[Dataset excerpts]
Start of Block

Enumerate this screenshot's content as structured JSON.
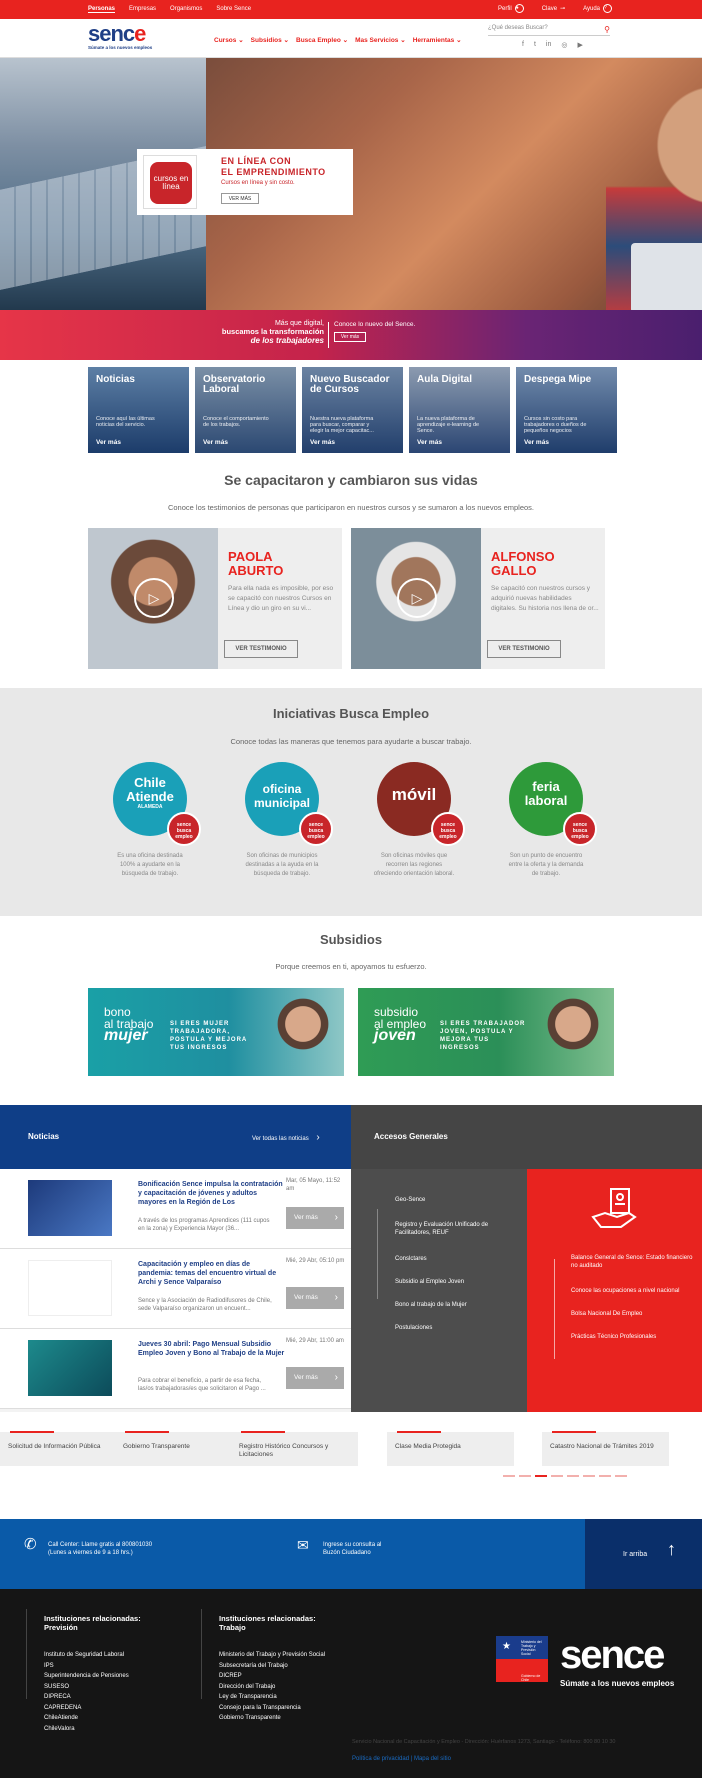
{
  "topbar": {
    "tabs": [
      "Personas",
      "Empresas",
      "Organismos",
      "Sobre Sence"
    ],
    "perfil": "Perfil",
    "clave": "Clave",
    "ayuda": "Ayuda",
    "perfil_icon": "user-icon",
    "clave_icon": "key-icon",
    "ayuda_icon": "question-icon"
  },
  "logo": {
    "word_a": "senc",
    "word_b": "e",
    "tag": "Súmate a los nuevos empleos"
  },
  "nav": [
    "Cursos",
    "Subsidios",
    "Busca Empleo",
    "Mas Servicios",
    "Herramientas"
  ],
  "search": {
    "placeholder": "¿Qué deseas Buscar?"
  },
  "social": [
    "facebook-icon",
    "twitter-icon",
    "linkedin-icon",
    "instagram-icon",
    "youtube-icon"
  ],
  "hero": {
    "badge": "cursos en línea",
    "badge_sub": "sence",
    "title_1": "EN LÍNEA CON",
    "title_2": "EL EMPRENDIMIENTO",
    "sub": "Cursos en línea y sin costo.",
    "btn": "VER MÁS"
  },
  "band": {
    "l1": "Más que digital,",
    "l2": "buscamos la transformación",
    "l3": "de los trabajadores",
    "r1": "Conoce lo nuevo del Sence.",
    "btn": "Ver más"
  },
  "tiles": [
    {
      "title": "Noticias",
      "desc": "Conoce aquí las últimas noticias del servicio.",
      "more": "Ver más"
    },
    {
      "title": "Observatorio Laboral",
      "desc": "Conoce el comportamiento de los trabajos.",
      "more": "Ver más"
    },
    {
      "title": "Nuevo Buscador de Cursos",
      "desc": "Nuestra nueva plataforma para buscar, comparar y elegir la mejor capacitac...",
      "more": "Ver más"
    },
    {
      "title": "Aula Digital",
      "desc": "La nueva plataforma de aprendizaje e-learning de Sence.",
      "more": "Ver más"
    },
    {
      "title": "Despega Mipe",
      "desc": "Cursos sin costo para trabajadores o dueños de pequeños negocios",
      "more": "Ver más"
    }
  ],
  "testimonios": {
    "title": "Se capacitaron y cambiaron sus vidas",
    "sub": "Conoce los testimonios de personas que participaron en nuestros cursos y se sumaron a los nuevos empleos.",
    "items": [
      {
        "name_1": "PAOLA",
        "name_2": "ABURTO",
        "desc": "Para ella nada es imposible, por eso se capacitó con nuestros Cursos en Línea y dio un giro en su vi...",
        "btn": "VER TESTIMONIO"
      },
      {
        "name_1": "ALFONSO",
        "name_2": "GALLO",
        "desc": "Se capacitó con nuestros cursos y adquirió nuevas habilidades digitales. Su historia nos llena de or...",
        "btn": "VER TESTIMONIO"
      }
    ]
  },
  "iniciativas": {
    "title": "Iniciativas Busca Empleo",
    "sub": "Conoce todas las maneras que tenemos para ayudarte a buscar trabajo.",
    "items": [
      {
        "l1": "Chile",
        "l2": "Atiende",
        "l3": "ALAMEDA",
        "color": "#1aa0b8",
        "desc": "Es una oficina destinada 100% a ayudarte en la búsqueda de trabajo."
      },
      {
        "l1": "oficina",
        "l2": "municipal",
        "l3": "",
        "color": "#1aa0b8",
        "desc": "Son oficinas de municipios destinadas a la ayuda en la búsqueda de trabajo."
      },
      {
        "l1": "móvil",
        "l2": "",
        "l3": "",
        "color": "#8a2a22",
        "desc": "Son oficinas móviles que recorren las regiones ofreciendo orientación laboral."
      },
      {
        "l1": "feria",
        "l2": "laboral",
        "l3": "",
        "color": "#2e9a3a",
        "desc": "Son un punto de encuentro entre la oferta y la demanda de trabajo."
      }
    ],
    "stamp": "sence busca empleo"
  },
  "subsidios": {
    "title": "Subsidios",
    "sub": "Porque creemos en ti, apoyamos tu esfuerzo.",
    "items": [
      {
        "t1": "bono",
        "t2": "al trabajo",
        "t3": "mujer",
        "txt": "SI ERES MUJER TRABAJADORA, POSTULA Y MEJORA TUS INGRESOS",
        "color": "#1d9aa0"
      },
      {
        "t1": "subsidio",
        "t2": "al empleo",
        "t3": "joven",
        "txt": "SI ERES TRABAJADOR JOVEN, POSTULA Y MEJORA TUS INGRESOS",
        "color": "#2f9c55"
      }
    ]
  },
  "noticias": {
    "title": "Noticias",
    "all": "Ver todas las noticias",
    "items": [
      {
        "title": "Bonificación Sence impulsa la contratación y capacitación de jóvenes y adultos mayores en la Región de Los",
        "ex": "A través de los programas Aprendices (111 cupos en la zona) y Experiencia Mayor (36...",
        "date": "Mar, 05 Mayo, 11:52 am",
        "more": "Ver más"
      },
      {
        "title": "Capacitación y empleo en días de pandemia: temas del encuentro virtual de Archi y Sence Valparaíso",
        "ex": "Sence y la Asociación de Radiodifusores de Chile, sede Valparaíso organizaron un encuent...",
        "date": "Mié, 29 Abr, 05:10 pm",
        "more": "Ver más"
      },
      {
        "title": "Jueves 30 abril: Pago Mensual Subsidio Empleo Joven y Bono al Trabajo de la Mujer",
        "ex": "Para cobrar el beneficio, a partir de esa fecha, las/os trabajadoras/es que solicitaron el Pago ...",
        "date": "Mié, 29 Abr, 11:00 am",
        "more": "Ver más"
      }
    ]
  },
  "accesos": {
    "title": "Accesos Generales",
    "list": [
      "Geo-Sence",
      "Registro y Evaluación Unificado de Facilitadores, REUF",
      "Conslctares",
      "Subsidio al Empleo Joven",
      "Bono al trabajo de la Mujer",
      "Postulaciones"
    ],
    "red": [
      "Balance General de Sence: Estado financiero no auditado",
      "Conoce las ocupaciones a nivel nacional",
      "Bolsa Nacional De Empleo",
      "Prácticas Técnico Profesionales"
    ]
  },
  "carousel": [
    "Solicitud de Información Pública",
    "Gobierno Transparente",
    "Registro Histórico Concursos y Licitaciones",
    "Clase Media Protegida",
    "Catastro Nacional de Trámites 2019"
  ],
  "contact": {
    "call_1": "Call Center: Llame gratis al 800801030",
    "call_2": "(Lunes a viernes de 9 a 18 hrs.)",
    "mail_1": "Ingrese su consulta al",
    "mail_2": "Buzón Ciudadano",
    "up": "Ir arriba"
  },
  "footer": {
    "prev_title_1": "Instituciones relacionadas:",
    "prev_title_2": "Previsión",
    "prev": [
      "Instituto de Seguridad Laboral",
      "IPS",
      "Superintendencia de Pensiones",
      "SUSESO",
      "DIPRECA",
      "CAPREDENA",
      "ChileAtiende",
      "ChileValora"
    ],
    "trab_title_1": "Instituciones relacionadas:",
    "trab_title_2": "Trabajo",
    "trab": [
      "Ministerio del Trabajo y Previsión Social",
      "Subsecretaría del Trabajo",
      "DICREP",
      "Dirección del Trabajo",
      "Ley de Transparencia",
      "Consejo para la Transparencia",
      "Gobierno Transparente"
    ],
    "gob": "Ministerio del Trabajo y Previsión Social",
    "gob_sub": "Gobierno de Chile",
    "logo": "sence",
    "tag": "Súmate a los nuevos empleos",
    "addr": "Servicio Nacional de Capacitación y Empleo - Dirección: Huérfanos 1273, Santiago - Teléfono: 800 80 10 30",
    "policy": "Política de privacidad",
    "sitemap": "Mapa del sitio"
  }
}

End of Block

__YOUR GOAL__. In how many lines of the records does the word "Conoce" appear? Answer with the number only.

__WRITTEN RESPONSE__. 6